▶ [Task requirements]:
Copy out the full listing below as it stands, with its pictures left behind.

= = = =

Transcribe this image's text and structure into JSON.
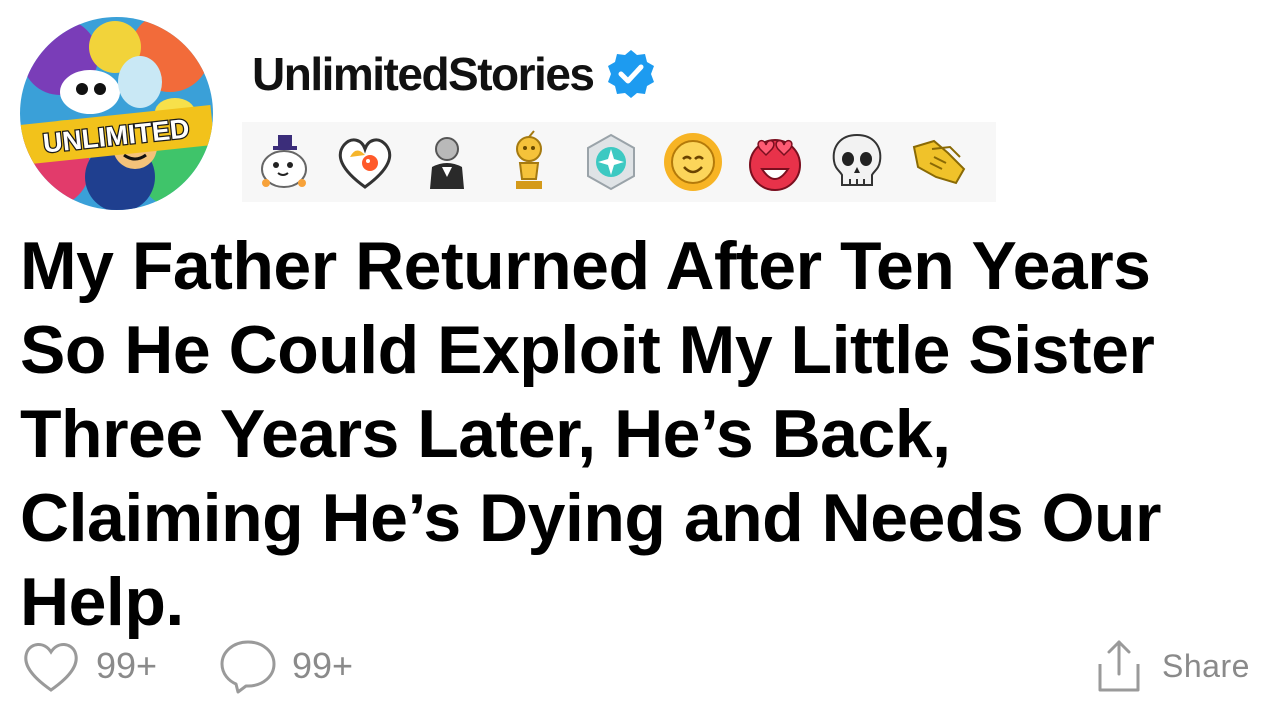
{
  "avatar": {
    "badge_text": "UNLIMITED"
  },
  "user": {
    "username": "UnlimitedStories",
    "verified": true,
    "verified_color": "#1d9bf0"
  },
  "awards": [
    {
      "name": "wholesome-seal-award-icon"
    },
    {
      "name": "heartwarming-award-icon"
    },
    {
      "name": "silver-statue-award-icon"
    },
    {
      "name": "gold-trophy-award-icon"
    },
    {
      "name": "gem-hexagon-award-icon"
    },
    {
      "name": "smiling-sun-award-icon"
    },
    {
      "name": "heart-eyes-award-icon"
    },
    {
      "name": "skull-award-icon"
    },
    {
      "name": "handshake-award-icon"
    }
  ],
  "post": {
    "title_lines": [
      "My Father Returned After Ten Years",
      "So He Could Exploit My Little Sister",
      "Three Years Later, He’s Back,",
      "Claiming He’s Dying and Needs Our",
      "Help."
    ]
  },
  "actions": {
    "likes": "99+",
    "comments": "99+",
    "share_label": "Share"
  },
  "colors": {
    "text": "#000000",
    "muted": "#8a8a8a",
    "award_bar_bg": "#f7f7f7"
  }
}
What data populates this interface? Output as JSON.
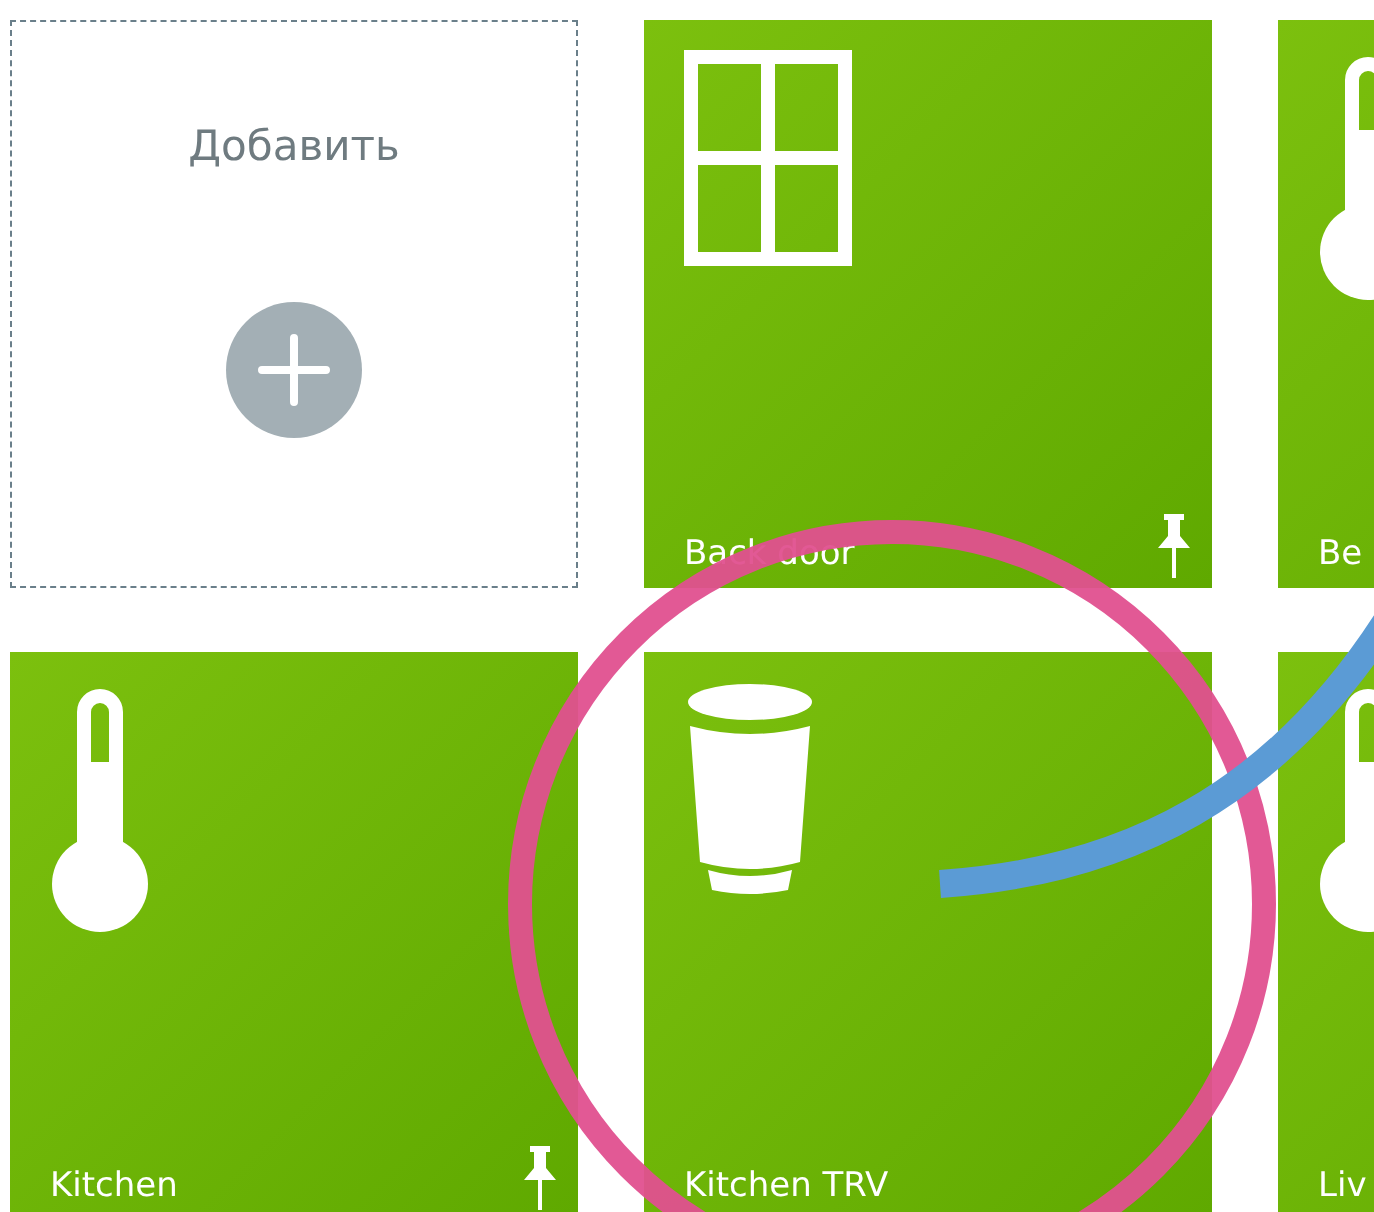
{
  "add_tile": {
    "label": "Добавить"
  },
  "tiles": [
    {
      "label": "Back door",
      "kind": "window",
      "pinned": true
    },
    {
      "label": "Be",
      "kind": "thermometer"
    },
    {
      "label": "Kitchen",
      "kind": "thermometer",
      "pinned": true
    },
    {
      "label": "Kitchen TRV",
      "kind": "valve",
      "pinned": false
    },
    {
      "label": "Liv",
      "kind": "thermometer"
    }
  ]
}
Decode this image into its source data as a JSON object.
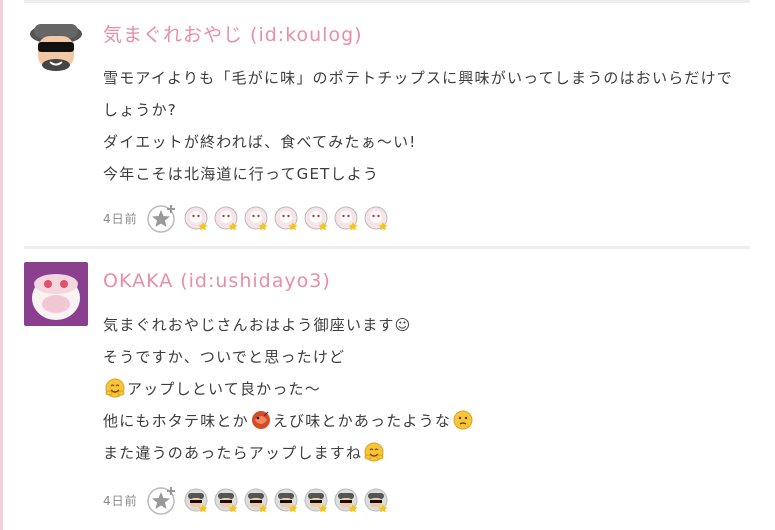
{
  "comments": [
    {
      "author": "気まぐれおやじ (id:koulog)",
      "lines": [
        "雪モアイよりも「毛がに味」のポテトチップスに興味がいってしまうのはおいらだけで",
        "しょうか?",
        "ダイエットが終われば、食べてみたぁ〜い!",
        "今年こそは北海道に行ってGETしよう"
      ],
      "time": "4日前"
    },
    {
      "author": "OKAKA (id:ushidayo3)",
      "line1": "気まぐれおやじさんおはよう御座います☺",
      "line2": "そうですか、ついでと思ったけど",
      "line3": "アップしといて良かった〜",
      "line4a": "他にもホタテ味とか",
      "line4b": "えび味とかあったような",
      "line5": "また違うのあったらアップしますね",
      "time": "4日前"
    }
  ],
  "colors": {
    "author": "#e98ea8",
    "divider": "#eeeeee",
    "star": "#f5c518"
  }
}
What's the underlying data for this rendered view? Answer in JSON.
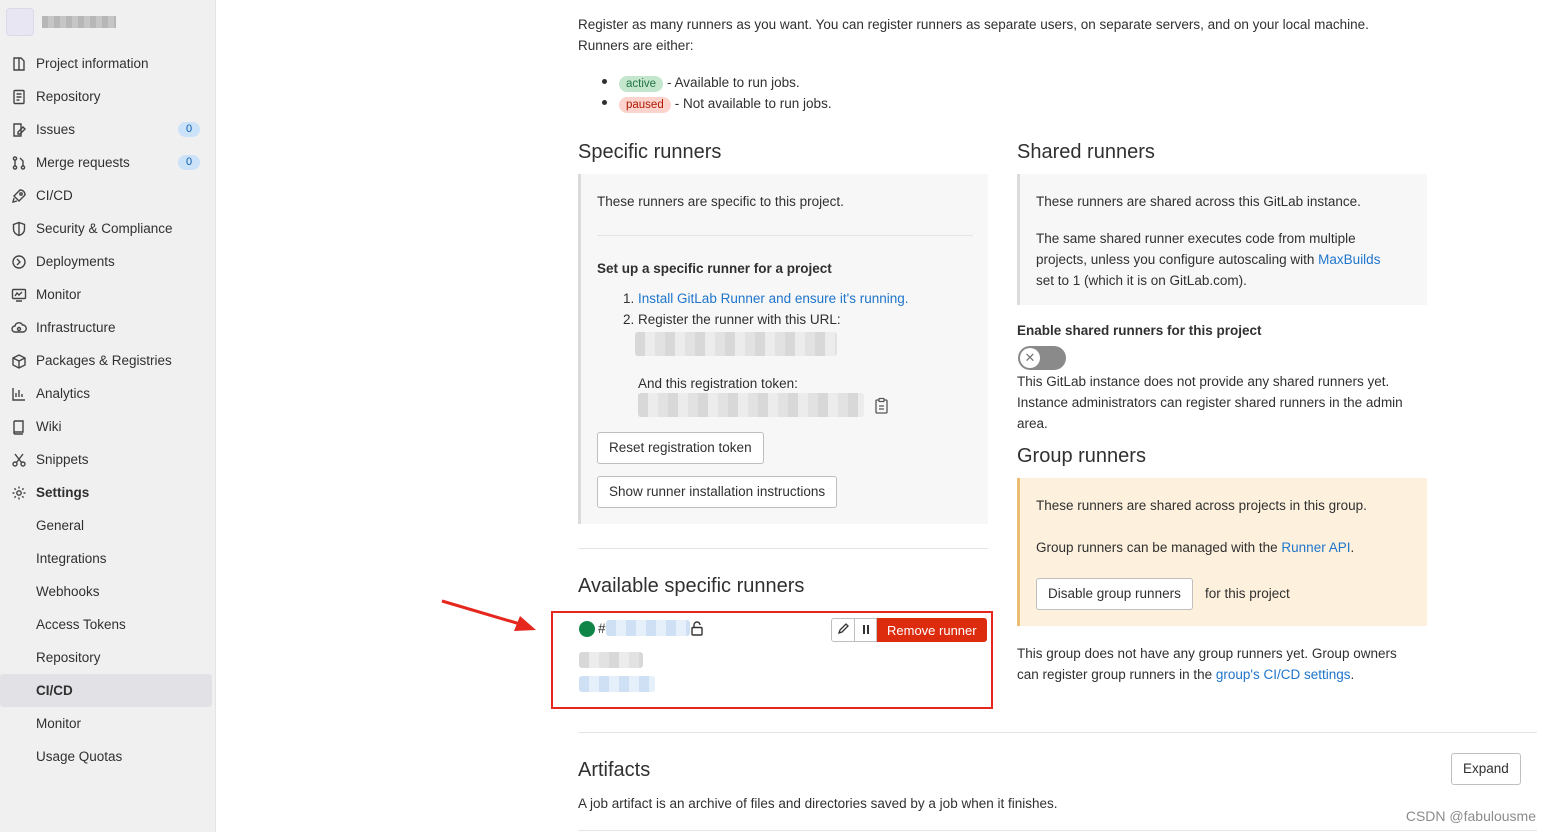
{
  "sidebar": {
    "items": [
      {
        "label": "Project information",
        "icon": "info-icon"
      },
      {
        "label": "Repository",
        "icon": "doc-icon"
      },
      {
        "label": "Issues",
        "icon": "issues-icon",
        "count": "0"
      },
      {
        "label": "Merge requests",
        "icon": "merge-icon",
        "count": "0"
      },
      {
        "label": "CI/CD",
        "icon": "rocket-icon"
      },
      {
        "label": "Security & Compliance",
        "icon": "shield-icon"
      },
      {
        "label": "Deployments",
        "icon": "deploy-icon"
      },
      {
        "label": "Monitor",
        "icon": "monitor-icon"
      },
      {
        "label": "Infrastructure",
        "icon": "cloud-icon"
      },
      {
        "label": "Packages & Registries",
        "icon": "package-icon"
      },
      {
        "label": "Analytics",
        "icon": "chart-icon"
      },
      {
        "label": "Wiki",
        "icon": "book-icon"
      },
      {
        "label": "Snippets",
        "icon": "scissors-icon"
      },
      {
        "label": "Settings",
        "icon": "gear-icon"
      }
    ],
    "settings_sub": [
      "General",
      "Integrations",
      "Webhooks",
      "Access Tokens",
      "Repository",
      "CI/CD",
      "Monitor",
      "Usage Quotas"
    ]
  },
  "intro": {
    "line1": "Register as many runners as you want. You can register runners as separate users, on separate servers, and on your local machine.",
    "line2": "Runners are either:",
    "active_pill": "active",
    "active_desc": "- Available to run jobs.",
    "paused_pill": "paused",
    "paused_desc": "- Not available to run jobs."
  },
  "specific": {
    "title": "Specific runners",
    "desc": "These runners are specific to this project.",
    "setup_title": "Set up a specific runner for a project",
    "step1_num": "1.",
    "step1_link": "Install GitLab Runner and ensure it's running.",
    "step2_num": "2.",
    "step2": "Register the runner with this URL:",
    "token_label": "And this registration token:",
    "reset_btn": "Reset registration token",
    "show_btn": "Show runner installation instructions"
  },
  "available": {
    "title": "Available specific runners",
    "hash": "#",
    "remove_btn": "Remove runner"
  },
  "shared": {
    "title": "Shared runners",
    "desc1": "These runners are shared across this GitLab instance.",
    "desc2a": "The same shared runner executes code from multiple",
    "desc2b": "projects, unless you configure autoscaling with",
    "maxbuilds": "MaxBuilds",
    "desc2c": "set to 1 (which it is on GitLab.com).",
    "enable_label": "Enable shared runners for this project",
    "none1": "This GitLab instance does not provide any shared runners yet.",
    "none2": "Instance administrators can register shared runners in the admin",
    "none3": "area."
  },
  "group": {
    "title": "Group runners",
    "desc1": "These runners are shared across projects in this group.",
    "desc2": "Group runners can be managed with the",
    "api_link": "Runner API",
    "desc2_end": ".",
    "disable_btn": "Disable group runners",
    "for_project": "for this project",
    "none1": "This group does not have any group runners yet. Group owners",
    "none2a": "can register group runners in the",
    "none2_link": "group's CI/CD settings",
    "none2_end": "."
  },
  "artifacts": {
    "title": "Artifacts",
    "desc": "A job artifact is an archive of files and directories saved by a job when it finishes.",
    "expand_btn": "Expand"
  },
  "watermark": "CSDN @fabulousme",
  "colors": {
    "accent": "#1f75cb",
    "danger": "#dd2b0e",
    "annotation": "#e5271d"
  }
}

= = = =

▶ [Reply]:
Transcribe this image's text and structure into JSON.
{
  "avatar": {
    "badge_text": "UNLIMITED"
  },
  "user": {
    "username": "UnlimitedStories",
    "verified": true,
    "verified_color": "#1d9bf0"
  },
  "awards": [
    {
      "name": "wholesome-seal-award-icon"
    },
    {
      "name": "heartwarming-award-icon"
    },
    {
      "name": "silver-statue-award-icon"
    },
    {
      "name": "gold-trophy-award-icon"
    },
    {
      "name": "gem-hexagon-award-icon"
    },
    {
      "name": "smiling-sun-award-icon"
    },
    {
      "name": "heart-eyes-award-icon"
    },
    {
      "name": "skull-award-icon"
    },
    {
      "name": "handshake-award-icon"
    }
  ],
  "post": {
    "title_lines": [
      "My Father Returned After Ten Years",
      "So He Could Exploit My Little Sister",
      "Three Years Later, He’s Back,",
      "Claiming He’s Dying and Needs Our",
      "Help."
    ]
  },
  "actions": {
    "likes": "99+",
    "comments": "99+",
    "share_label": "Share"
  },
  "colors": {
    "text": "#000000",
    "muted": "#8a8a8a",
    "award_bar_bg": "#f7f7f7"
  }
}
What data populates this interface? Output as JSON.
{
  "add_tile": {
    "label": "Добавить"
  },
  "tiles": [
    {
      "label": "Back door",
      "kind": "window",
      "pinned": true
    },
    {
      "label": "Be",
      "kind": "thermometer"
    },
    {
      "label": "Kitchen",
      "kind": "thermometer",
      "pinned": true
    },
    {
      "label": "Kitchen TRV",
      "kind": "valve",
      "pinned": false
    },
    {
      "label": "Liv",
      "kind": "thermometer"
    }
  ]
}
Decode this image into its source data as a JSON object.
{
  "comments": [
    {
      "author": "気まぐれおやじ (id:koulog)",
      "lines": [
        "雪モアイよりも「毛がに味」のポテトチップスに興味がいってしまうのはおいらだけで",
        "しょうか?",
        "ダイエットが終われば、食べてみたぁ〜い!",
        "今年こそは北海道に行ってGETしよう"
      ],
      "time": "4日前"
    },
    {
      "author": "OKAKA (id:ushidayo3)",
      "line1": "気まぐれおやじさんおはよう御座います☺",
      "line2": "そうですか、ついでと思ったけど",
      "line3": "アップしといて良かった〜",
      "line4a": "他にもホタテ味とか",
      "line4b": "えび味とかあったような",
      "line5": "また違うのあったらアップしますね",
      "time": "4日前"
    }
  ],
  "colors": {
    "author": "#e98ea8",
    "divider": "#eeeeee",
    "star": "#f5c518"
  }
}
What's the underlying data for this rendered view? Answer in JSON.
{
  "sidebar": {
    "items": [
      {
        "label": "Project information",
        "icon": "info-icon"
      },
      {
        "label": "Repository",
        "icon": "doc-icon"
      },
      {
        "label": "Issues",
        "icon": "issues-icon",
        "count": "0"
      },
      {
        "label": "Merge requests",
        "icon": "merge-icon",
        "count": "0"
      },
      {
        "label": "CI/CD",
        "icon": "rocket-icon"
      },
      {
        "label": "Security & Compliance",
        "icon": "shield-icon"
      },
      {
        "label": "Deployments",
        "icon": "deploy-icon"
      },
      {
        "label": "Monitor",
        "icon": "monitor-icon"
      },
      {
        "label": "Infrastructure",
        "icon": "cloud-icon"
      },
      {
        "label": "Packages & Registries",
        "icon": "package-icon"
      },
      {
        "label": "Analytics",
        "icon": "chart-icon"
      },
      {
        "label": "Wiki",
        "icon": "book-icon"
      },
      {
        "label": "Snippets",
        "icon": "scissors-icon"
      },
      {
        "label": "Settings",
        "icon": "gear-icon"
      }
    ],
    "settings_sub": [
      "General",
      "Integrations",
      "Webhooks",
      "Access Tokens",
      "Repository",
      "CI/CD",
      "Monitor",
      "Usage Quotas"
    ]
  },
  "intro": {
    "line1": "Register as many runners as you want. You can register runners as separate users, on separate servers, and on your local machine.",
    "line2": "Runners are either:",
    "active_pill": "active",
    "active_desc": "- Available to run jobs.",
    "paused_pill": "paused",
    "paused_desc": "- Not available to run jobs."
  },
  "specific": {
    "title": "Specific runners",
    "desc": "These runners are specific to this project.",
    "setup_title": "Set up a specific runner for a project",
    "step1_num": "1.",
    "step1_link": "Install GitLab Runner and ensure it's running.",
    "step2_num": "2.",
    "step2": "Register the runner with this URL:",
    "token_label": "And this registration token:",
    "reset_btn": "Reset registration token",
    "show_btn": "Show runner installation instructions"
  },
  "available": {
    "title": "Available specific runners",
    "hash": "#",
    "remove_btn": "Remove runner"
  },
  "shared": {
    "title": "Shared runners",
    "desc1": "These runners are shared across this GitLab instance.",
    "desc2a": "The same shared runner executes code from multiple",
    "desc2b": "projects, unless you configure autoscaling with",
    "maxbuilds": "MaxBuilds",
    "desc2c": "set to 1 (which it is on GitLab.com).",
    "enable_label": "Enable shared runners for this project",
    "none1": "This GitLab instance does not provide any shared runners yet.",
    "none2": "Instance administrators can register shared runners in the admin",
    "none3": "area."
  },
  "group": {
    "title": "Group runners",
    "desc1": "These runners are shared across projects in this group.",
    "desc2": "Group runners can be managed with the",
    "api_link": "Runner API",
    "desc2_end": ".",
    "disable_btn": "Disable group runners",
    "for_project": "for this project",
    "none1": "This group does not have any group runners yet. Group owners",
    "none2a": "can register group runners in the",
    "none2_link": "group's CI/CD settings",
    "none2_end": "."
  },
  "artifacts": {
    "title": "Artifacts",
    "desc": "A job artifact is an archive of files and directories saved by a job when it finishes.",
    "expand_btn": "Expand"
  },
  "watermark": "CSDN @fabulousme",
  "colors": {
    "accent": "#1f75cb",
    "danger": "#dd2b0e",
    "annotation": "#e5271d"
  }
}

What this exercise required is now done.